Joyce began to realize she might never know why her husband turned right, toward the fire, instead of left, toward safety. Some Army colleagues pressed for a valor award for Johnson, Long, and others, believing they were the types of soldiers who would have plunged deeper into danger, to save others. But the only people who knew for sure were dead, and without proof, there could be no award.
Then Joyce learned another detail: Stephen Long had recently undergone arthroscopic knee surgery. That raised another possibility. "I believe he was trying to help a comrade get out of the building," she says. "There's no way to get 100 percent proof, but that's what I have to believe."
Stephen Long's family prefers another explanation. Long's former wife, Tina, says her husband had nearly recovered from surgery by 9/11 and had biked 10 miles just two days before. Long worked in a separate building and had walked without crutches to the meeting. And he was an Army Ranger who had broken his back in a helicopter crash during the invasion of Grenada yet pulled himself from the wreckage and completed the mission. "Steve was the soldier that any other soldier would want beside him," says Nancy Burcham, Long's sister.

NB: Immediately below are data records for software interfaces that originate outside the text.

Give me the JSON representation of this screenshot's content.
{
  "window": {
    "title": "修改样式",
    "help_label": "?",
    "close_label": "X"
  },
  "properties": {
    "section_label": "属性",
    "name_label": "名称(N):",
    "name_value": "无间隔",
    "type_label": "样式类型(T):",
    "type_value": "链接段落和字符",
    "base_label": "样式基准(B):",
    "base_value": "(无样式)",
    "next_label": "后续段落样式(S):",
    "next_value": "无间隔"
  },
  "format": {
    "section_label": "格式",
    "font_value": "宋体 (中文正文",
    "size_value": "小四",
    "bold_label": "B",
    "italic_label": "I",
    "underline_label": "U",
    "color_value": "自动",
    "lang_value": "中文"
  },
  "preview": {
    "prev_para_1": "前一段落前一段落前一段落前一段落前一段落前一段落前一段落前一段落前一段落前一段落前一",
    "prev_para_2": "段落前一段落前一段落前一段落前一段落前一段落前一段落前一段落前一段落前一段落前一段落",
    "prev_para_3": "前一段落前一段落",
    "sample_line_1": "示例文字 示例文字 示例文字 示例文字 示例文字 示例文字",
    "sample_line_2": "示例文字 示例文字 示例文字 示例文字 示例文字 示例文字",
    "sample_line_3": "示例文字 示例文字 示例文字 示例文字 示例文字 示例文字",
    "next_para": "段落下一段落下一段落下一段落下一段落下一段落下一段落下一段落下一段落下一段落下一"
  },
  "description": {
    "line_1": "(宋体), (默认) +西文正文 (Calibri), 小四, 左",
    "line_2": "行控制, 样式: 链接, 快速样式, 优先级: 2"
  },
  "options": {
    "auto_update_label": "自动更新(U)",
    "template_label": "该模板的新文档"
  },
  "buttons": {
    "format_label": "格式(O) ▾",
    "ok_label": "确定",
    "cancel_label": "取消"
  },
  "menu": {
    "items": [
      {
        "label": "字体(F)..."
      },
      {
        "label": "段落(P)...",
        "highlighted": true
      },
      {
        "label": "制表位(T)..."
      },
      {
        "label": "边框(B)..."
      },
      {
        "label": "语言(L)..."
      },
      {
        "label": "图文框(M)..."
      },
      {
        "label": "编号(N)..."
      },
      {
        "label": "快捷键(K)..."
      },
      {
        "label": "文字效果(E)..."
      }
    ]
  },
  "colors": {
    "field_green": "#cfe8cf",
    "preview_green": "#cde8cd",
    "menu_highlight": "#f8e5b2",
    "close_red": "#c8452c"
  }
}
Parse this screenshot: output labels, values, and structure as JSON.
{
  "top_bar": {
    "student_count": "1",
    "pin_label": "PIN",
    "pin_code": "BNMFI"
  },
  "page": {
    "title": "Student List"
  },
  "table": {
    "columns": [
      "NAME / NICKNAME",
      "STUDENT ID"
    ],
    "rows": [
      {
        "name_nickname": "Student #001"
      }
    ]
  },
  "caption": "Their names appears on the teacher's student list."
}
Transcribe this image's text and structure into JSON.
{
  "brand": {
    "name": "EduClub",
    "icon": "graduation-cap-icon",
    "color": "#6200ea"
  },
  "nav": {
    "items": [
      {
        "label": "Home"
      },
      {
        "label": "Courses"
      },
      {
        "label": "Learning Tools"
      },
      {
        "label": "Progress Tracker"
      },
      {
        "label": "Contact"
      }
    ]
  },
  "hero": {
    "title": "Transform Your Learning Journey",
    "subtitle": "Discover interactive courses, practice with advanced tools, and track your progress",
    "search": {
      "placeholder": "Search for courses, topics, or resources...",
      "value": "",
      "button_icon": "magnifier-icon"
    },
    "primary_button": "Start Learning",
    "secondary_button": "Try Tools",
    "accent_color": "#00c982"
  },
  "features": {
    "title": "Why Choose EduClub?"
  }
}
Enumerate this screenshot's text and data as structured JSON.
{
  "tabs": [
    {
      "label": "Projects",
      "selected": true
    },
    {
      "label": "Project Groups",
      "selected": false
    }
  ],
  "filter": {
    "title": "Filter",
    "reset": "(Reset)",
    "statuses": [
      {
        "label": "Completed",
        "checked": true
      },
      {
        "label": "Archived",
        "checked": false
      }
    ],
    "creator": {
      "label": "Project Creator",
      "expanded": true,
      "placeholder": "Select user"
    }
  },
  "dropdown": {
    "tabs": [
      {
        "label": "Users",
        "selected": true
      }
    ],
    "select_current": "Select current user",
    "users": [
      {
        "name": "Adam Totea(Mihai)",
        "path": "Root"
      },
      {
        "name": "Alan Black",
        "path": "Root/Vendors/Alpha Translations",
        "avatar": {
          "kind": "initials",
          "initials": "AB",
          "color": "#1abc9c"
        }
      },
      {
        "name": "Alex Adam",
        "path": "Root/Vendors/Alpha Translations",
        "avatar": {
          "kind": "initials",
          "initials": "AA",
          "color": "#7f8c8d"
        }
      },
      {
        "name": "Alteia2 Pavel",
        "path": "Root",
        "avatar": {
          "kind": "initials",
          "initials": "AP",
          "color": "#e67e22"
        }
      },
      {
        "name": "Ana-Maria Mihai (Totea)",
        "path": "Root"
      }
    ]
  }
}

Burcham thinks her brother must have sprung into action, as he did when pinned under the burning helicopter, and gone looking for others to rescue. There were, in fact, many victims down the hallway, in the direction the two men went. And like Johnson, Long lived long enough to mount a rescue effort.
Some closure. Pentagon officials, however, have never been able to explain why Long and Johnson went where they did. So family members have filled in the blanks in ways they can live with. Nancy Burcham will be standing beside her brother's bench on September 11, convinced he died a hero. "I think he went back in trying to save people," she says.
After dealing with her husband's autopsy report, Joyce Johnson decided to get a master's degree in thanatology, the study of dying and grieving, and now she works with grieving children. Her daughter Cassie, now 23, just got married. Dennis's father, Robert, walked her down the aisle.
Joyce and her family have already visited Dennis's bench at the memorial, gazing into the E ring offices adjacent to the spot where husband, father, brother, and son died. Joyce and her daughter Dawn will be there on September 11, too, when each victim's name will be read aloud, followed by the ringing of a bell—a variation on the annual recitation of victims' names in New York. Joyce knows that when they get to Dennis M. Johnson, all of the sadness will rise, but that there might be a kind of relief, too. Because he will have a place. Even if it's not the place she wants, next to her.
Rick Newman is coauthor of Firefight: Inside the Battle to Save the Pentagon on 9/11 (Ballantine, 2008). An excerpt is at usnews.com/firefight.